Would you copy out each line of the records below that includes the word "public"?
▼▼▼
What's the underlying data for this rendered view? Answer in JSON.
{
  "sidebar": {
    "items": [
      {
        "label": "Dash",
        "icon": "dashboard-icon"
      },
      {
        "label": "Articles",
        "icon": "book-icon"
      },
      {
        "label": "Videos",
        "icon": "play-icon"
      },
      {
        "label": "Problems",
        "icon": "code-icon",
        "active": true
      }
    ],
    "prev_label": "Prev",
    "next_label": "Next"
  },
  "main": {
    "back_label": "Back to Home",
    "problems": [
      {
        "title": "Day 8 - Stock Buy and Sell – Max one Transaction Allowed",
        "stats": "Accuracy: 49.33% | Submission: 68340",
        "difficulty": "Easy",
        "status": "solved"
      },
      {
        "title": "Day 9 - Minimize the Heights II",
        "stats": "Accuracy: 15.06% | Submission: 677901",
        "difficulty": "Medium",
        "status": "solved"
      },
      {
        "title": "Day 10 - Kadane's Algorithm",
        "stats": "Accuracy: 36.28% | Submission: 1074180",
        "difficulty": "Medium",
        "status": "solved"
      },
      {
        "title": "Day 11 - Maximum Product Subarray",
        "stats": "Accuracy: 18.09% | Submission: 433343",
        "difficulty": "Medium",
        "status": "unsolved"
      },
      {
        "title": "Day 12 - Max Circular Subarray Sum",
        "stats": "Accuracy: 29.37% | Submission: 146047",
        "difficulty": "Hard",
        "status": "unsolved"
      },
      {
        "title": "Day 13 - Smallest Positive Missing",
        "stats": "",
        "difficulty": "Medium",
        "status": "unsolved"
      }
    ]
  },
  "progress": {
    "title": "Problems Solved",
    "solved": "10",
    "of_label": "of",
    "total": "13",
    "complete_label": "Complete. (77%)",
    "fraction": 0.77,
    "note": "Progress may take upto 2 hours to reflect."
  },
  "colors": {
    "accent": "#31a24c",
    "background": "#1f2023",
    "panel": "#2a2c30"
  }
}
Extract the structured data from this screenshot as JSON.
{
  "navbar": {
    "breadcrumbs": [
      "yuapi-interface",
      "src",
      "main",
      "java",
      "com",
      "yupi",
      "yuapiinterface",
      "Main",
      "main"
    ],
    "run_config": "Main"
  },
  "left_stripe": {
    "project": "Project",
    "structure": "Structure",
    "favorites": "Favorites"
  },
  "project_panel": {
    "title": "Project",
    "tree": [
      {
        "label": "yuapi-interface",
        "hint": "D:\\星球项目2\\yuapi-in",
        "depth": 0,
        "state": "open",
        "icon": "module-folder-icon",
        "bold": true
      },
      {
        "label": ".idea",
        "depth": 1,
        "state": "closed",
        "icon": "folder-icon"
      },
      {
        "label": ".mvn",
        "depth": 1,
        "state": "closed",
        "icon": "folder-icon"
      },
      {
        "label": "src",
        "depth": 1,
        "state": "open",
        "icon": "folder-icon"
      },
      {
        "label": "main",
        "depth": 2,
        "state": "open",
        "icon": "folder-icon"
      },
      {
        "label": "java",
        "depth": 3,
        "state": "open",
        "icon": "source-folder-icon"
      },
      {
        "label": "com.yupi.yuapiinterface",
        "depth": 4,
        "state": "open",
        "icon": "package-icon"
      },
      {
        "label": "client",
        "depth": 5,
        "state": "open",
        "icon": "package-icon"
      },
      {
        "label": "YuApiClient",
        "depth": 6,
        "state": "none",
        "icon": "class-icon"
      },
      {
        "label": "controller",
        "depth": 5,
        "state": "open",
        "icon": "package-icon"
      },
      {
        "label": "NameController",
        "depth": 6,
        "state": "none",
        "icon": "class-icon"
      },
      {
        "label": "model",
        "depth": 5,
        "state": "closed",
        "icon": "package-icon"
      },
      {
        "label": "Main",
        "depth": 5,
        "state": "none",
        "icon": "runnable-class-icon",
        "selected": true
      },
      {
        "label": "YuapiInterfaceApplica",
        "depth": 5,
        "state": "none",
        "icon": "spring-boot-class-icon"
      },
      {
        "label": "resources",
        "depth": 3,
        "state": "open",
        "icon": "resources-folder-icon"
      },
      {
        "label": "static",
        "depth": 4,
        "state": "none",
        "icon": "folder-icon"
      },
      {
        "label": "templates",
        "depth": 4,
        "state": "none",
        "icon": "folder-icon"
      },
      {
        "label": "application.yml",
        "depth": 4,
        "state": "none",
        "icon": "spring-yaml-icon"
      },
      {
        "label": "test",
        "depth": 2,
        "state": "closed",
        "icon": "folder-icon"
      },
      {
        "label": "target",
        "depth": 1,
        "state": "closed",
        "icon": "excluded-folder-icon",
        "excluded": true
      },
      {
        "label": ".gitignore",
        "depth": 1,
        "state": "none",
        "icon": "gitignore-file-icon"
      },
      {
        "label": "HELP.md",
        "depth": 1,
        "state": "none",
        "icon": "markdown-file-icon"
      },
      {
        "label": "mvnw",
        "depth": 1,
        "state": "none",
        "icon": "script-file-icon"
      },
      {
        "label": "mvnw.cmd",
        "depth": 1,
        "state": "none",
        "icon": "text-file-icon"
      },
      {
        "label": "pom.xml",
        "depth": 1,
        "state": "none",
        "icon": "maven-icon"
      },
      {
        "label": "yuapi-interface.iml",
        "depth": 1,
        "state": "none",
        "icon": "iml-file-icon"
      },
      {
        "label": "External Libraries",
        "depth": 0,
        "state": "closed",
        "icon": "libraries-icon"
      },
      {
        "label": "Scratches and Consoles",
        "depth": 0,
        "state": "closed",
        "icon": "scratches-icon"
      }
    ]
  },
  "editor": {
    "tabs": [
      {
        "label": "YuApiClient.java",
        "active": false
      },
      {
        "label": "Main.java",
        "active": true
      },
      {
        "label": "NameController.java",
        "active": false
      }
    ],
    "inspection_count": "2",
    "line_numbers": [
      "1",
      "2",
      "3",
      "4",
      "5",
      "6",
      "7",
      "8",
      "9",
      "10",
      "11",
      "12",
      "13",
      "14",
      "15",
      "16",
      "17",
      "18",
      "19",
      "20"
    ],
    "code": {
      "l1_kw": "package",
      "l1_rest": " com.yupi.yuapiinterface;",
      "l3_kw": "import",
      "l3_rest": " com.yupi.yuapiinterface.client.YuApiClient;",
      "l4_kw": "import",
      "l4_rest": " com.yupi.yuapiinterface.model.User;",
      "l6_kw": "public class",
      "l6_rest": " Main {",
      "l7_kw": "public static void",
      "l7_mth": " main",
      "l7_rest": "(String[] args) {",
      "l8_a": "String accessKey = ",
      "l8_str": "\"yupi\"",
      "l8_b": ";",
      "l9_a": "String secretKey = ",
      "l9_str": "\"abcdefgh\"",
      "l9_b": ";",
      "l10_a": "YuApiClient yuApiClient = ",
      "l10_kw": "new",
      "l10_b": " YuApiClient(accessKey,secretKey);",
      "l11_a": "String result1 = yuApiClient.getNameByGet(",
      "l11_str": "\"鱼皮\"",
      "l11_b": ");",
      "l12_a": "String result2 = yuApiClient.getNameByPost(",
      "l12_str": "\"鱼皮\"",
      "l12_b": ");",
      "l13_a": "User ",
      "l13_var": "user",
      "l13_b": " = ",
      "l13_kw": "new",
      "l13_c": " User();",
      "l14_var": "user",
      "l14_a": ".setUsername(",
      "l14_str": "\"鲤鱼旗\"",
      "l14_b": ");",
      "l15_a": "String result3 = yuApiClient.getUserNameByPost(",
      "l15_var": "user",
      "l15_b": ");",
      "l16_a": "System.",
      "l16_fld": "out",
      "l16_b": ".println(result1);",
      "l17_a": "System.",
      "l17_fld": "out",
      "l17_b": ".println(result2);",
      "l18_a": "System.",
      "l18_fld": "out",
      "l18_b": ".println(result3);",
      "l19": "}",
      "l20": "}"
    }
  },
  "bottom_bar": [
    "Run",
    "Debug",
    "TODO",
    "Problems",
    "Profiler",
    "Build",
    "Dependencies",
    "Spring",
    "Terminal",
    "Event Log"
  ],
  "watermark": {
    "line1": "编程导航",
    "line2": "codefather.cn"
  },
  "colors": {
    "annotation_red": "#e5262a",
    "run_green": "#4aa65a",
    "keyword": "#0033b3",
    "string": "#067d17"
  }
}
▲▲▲
- _Exercise answer_
      "l6_kw": "public class",
      "l7_kw": "public static void",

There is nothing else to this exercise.